City Council authorized city officials last week to begin contract negotiations for replacing the city’s nearly 13,580 electric meters and 8,000 water meters with ones that are a lot more technologically advanced. Relying on the latest in communications technology, the new meters are designed to improve service for customers while also providing more system control for the city.

Once both water and electric systems are in place sometime next year, customers will be able to monitor their electric and water usage in real time, meaning fewer surprises when their bills arrive. It means customers can make choices about whether to turn on their air conditioning or water their lawn based on what their current usage is. It also means if there’s a problem with the infrastructure supplying their house — a broken water pipe under their house, for example — it can be caught immediately, saving them on charges for excessive water use.

The new systems are expected to result in major benefits for the city as well. The new technology not only will catch leaks in the water system automatically, it also will increase the accuracy of both metering and billing. City officials estimate the new meters, because they’ll be more accurate than the current ones, some of which are 60 years old, will generate an additional $5 million in water revenues alone over 10 years.

There will be significant benefits to the electrical system as well.

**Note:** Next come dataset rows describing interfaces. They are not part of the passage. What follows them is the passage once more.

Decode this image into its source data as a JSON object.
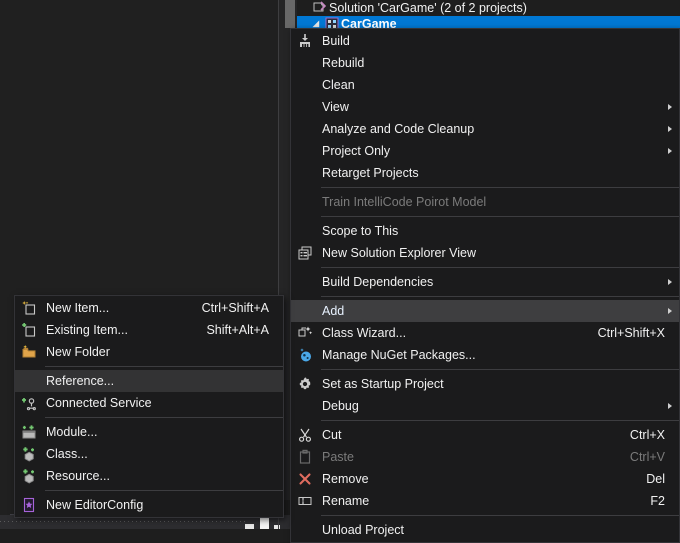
{
  "app": {
    "theme_bg": "#1e1e1e",
    "menu_bg": "#1b1b1c",
    "highlight_bg": "#3e3e40",
    "selection_blue": "#0078d4",
    "accent_text": "#e8f2ff",
    "disabled_text": "#7b7b7b"
  },
  "solution_explorer": {
    "rows": [
      {
        "label": "Solution 'CarGame' (2 of 2 projects)",
        "icon": "solution-icon",
        "selected": false,
        "twisty": ""
      },
      {
        "label": "CarGame",
        "icon": "cpp-project-icon",
        "selected": true,
        "twisty": "◢"
      }
    ]
  },
  "context_menu": {
    "name": "project-context-menu",
    "items": [
      {
        "label": "Build",
        "icon": "build-icon",
        "accel": "",
        "submenu": false,
        "disabled": false,
        "highlight": ""
      },
      {
        "label": "Rebuild",
        "icon": "",
        "accel": "",
        "submenu": false,
        "disabled": false,
        "highlight": ""
      },
      {
        "label": "Clean",
        "icon": "",
        "accel": "",
        "submenu": false,
        "disabled": false,
        "highlight": ""
      },
      {
        "label": "View",
        "icon": "",
        "accel": "",
        "submenu": true,
        "disabled": false,
        "highlight": ""
      },
      {
        "label": "Analyze and Code Cleanup",
        "icon": "",
        "accel": "",
        "submenu": true,
        "disabled": false,
        "highlight": ""
      },
      {
        "label": "Project Only",
        "icon": "",
        "accel": "",
        "submenu": true,
        "disabled": false,
        "highlight": ""
      },
      {
        "label": "Retarget Projects",
        "icon": "",
        "accel": "",
        "submenu": false,
        "disabled": false,
        "highlight": ""
      },
      {
        "separator": true
      },
      {
        "label": "Train IntelliCode Poirot Model",
        "icon": "",
        "accel": "",
        "submenu": false,
        "disabled": true,
        "highlight": ""
      },
      {
        "separator": true
      },
      {
        "label": "Scope to This",
        "icon": "",
        "accel": "",
        "submenu": false,
        "disabled": false,
        "highlight": ""
      },
      {
        "label": "New Solution Explorer View",
        "icon": "new-view-icon",
        "accel": "",
        "submenu": false,
        "disabled": false,
        "highlight": ""
      },
      {
        "separator": true
      },
      {
        "label": "Build Dependencies",
        "icon": "",
        "accel": "",
        "submenu": true,
        "disabled": false,
        "highlight": ""
      },
      {
        "separator": true
      },
      {
        "label": "Add",
        "icon": "",
        "accel": "",
        "submenu": true,
        "disabled": false,
        "highlight": "open"
      },
      {
        "label": "Class Wizard...",
        "icon": "class-wizard-icon",
        "accel": "Ctrl+Shift+X",
        "submenu": false,
        "disabled": false,
        "highlight": ""
      },
      {
        "label": "Manage NuGet Packages...",
        "icon": "nuget-icon",
        "accel": "",
        "submenu": false,
        "disabled": false,
        "highlight": ""
      },
      {
        "separator": true
      },
      {
        "label": "Set as Startup Project",
        "icon": "gear-icon",
        "accel": "",
        "submenu": false,
        "disabled": false,
        "highlight": ""
      },
      {
        "label": "Debug",
        "icon": "",
        "accel": "",
        "submenu": true,
        "disabled": false,
        "highlight": ""
      },
      {
        "separator": true
      },
      {
        "label": "Cut",
        "icon": "cut-icon",
        "accel": "Ctrl+X",
        "submenu": false,
        "disabled": false,
        "highlight": ""
      },
      {
        "label": "Paste",
        "icon": "paste-icon",
        "accel": "Ctrl+V",
        "submenu": false,
        "disabled": true,
        "highlight": ""
      },
      {
        "label": "Remove",
        "icon": "remove-icon",
        "accel": "Del",
        "submenu": false,
        "disabled": false,
        "highlight": ""
      },
      {
        "label": "Rename",
        "icon": "rename-icon",
        "accel": "F2",
        "submenu": false,
        "disabled": false,
        "highlight": ""
      },
      {
        "separator": true
      },
      {
        "label": "Unload Project",
        "icon": "",
        "accel": "",
        "submenu": false,
        "disabled": false,
        "highlight": ""
      }
    ]
  },
  "add_submenu": {
    "name": "add-submenu",
    "items": [
      {
        "label": "New Item...",
        "icon": "new-item-icon",
        "accel": "Ctrl+Shift+A",
        "submenu": false,
        "disabled": false,
        "highlight": ""
      },
      {
        "label": "Existing Item...",
        "icon": "existing-item-icon",
        "accel": "Shift+Alt+A",
        "submenu": false,
        "disabled": false,
        "highlight": ""
      },
      {
        "label": "New Folder",
        "icon": "new-folder-icon",
        "accel": "",
        "submenu": false,
        "disabled": false,
        "highlight": ""
      },
      {
        "separator": true
      },
      {
        "label": "Reference...",
        "icon": "",
        "accel": "",
        "submenu": false,
        "disabled": false,
        "highlight": "hover"
      },
      {
        "label": "Connected Service",
        "icon": "connected-service-icon",
        "accel": "",
        "submenu": false,
        "disabled": false,
        "highlight": ""
      },
      {
        "separator": true
      },
      {
        "label": "Module...",
        "icon": "module-icon",
        "accel": "",
        "submenu": false,
        "disabled": false,
        "highlight": ""
      },
      {
        "label": "Class...",
        "icon": "class-icon",
        "accel": "",
        "submenu": false,
        "disabled": false,
        "highlight": ""
      },
      {
        "label": "Resource...",
        "icon": "resource-icon",
        "accel": "",
        "submenu": false,
        "disabled": false,
        "highlight": ""
      },
      {
        "separator": true
      },
      {
        "label": "New EditorConfig",
        "icon": "editorconfig-icon",
        "accel": "",
        "submenu": false,
        "disabled": false,
        "highlight": ""
      }
    ]
  }
}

The smart technology will allow the city to pinpoint power outages in real time, meaning officials will know exactly where the power is out, shortening the time for restoring electricity to customers without it.

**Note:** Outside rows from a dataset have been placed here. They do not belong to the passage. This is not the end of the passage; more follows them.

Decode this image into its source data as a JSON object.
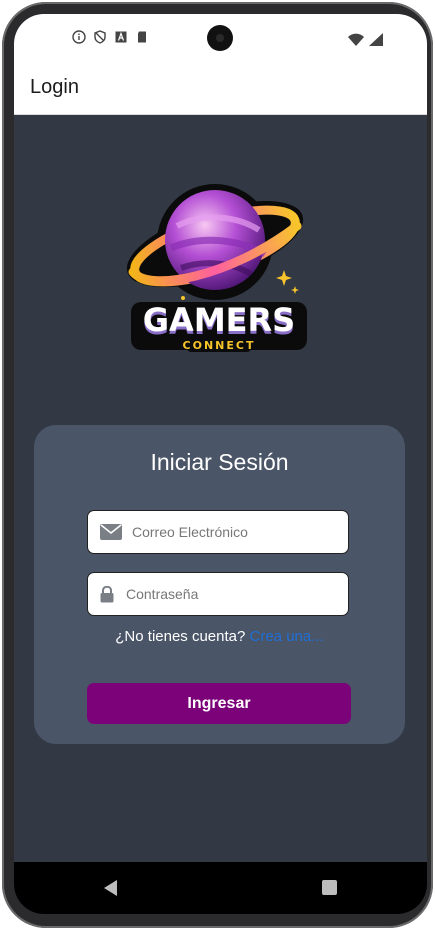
{
  "app_bar": {
    "title": "Login"
  },
  "status_bar": {
    "left_icons": [
      "info-icon",
      "shield-icon",
      "a-icon",
      "sd-card-icon"
    ],
    "right_icons": [
      "wifi-icon",
      "signal-icon"
    ]
  },
  "logo": {
    "title": "GAMERS",
    "subtitle": "CONNECT"
  },
  "login_card": {
    "title": "Iniciar Sesión",
    "email": {
      "value": "",
      "placeholder": "Correo Electrónico",
      "icon": "envelope-icon"
    },
    "password": {
      "value": "",
      "placeholder": "Contraseña",
      "icon": "lock-icon"
    },
    "signup_prompt": "¿No tienes cuenta?",
    "signup_link": "Crea una...",
    "submit_label": "Ingresar"
  },
  "nav_bar": {
    "icons": [
      "back-icon",
      "recents-icon"
    ]
  },
  "colors": {
    "background": "#323844",
    "card": "#4a5567",
    "button": "#7b0279",
    "link": "#1f6fd6"
  }
}
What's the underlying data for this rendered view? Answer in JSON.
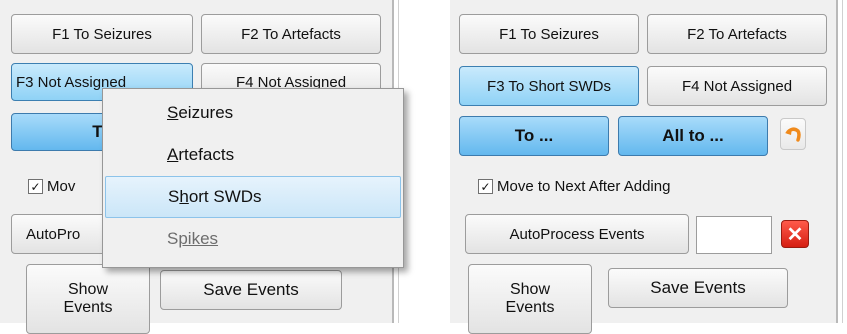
{
  "left_panel": {
    "f1": "F1 To Seizures",
    "f2": "F2 To Artefacts",
    "f3": "F3 Not Assigned",
    "f4": "F4 Not Assigned",
    "to_button": "To",
    "move_checkbox": "Mov",
    "autoprocess": "AutoPro",
    "show_events_line1": "Show",
    "show_events_line2": "Events",
    "save_events": "Save Events"
  },
  "context_menu": {
    "items": [
      {
        "mnemonic": "S",
        "rest": "eizures",
        "pre": ""
      },
      {
        "mnemonic": "A",
        "rest": "rtefacts",
        "pre": ""
      },
      {
        "mnemonic": "h",
        "rest": "ort SWDs",
        "pre": "S"
      },
      {
        "mnemonic": "S",
        "rest": "pikes",
        "pre": ""
      }
    ],
    "highlighted_index": 2,
    "disabled_index": 3
  },
  "right_panel": {
    "f1": "F1 To Seizures",
    "f2": "F2 To Artefacts",
    "f3": "F3 To Short SWDs",
    "f4": "F4 Not Assigned",
    "to_button": "To ...",
    "all_to_button": "All to ...",
    "move_checkbox": "Move to Next After Adding",
    "autoprocess": "AutoProcess Events",
    "event_field_value": "",
    "show_events_line1": "Show",
    "show_events_line2": "Events",
    "save_events": "Save Events"
  },
  "icons": {
    "undo": "undo-arrow-icon",
    "close": "close-icon",
    "check": "checkmark-icon"
  },
  "colors": {
    "selected_button": "#8fd2f6",
    "primary_button": "#63b8ee",
    "close_red": "#d51e12",
    "undo_orange": "#f08a1c",
    "menu_highlight": "#cbe6f8"
  }
}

The technology also will allow the city to manage the electricity load across its entire electric system more efficiently. The smart system, for example, will provide information about the electric load on each transformer. If the transformer is too small for its current load, it can be replaced with a larger one. If it’s too large for its load, one that’s better sized can be installed in its place.

With the move to this new communications-based utility system, one concern is the impact on city employees, namely meter readers. It was good to hear city officials say implementing the new system won’t result in any job losses. Those who read meters will be absorbed into other jobs in the city workforce.

One issue that still needs to be addressed, however, is what to do about reconnection fees. Currently when a customer’s electric service is disconnected, a city employee has to physically go to their residence or business and perform the disconnection. To get the service restored, an employee has to return and reconnect the power. The city charges a fee for this.

With the smart system, however, disconnections and reconnections can be made with the flip of a switch, meaning no employee will be required to make a physical visit. Should the city continue, then, to charge a reconnection fee?

One other issue that’s certain to come up as the meter conversion project moves forward is ensuring user familiarity. In order to get the most benefit out of the new system, customers will need to know how it works. While we’re sure a lot of customers will be able to figure out how their new smart water and electric meters work, many will not.

That’s why we’re hoping the city will embark on a major education campaign prior to implementation that explains how the new smart meters work and the benefits that can accrue from learning to use them. While online tutorials would be of benefit to some customers, many others likely would benefit more from in-person tutorials. The city should consider holding a number of them at venues across the city prior to implementation, inviting customers to come in and learn first hand how these smart meters can make them “smarter” utility users.

— The Daily Advance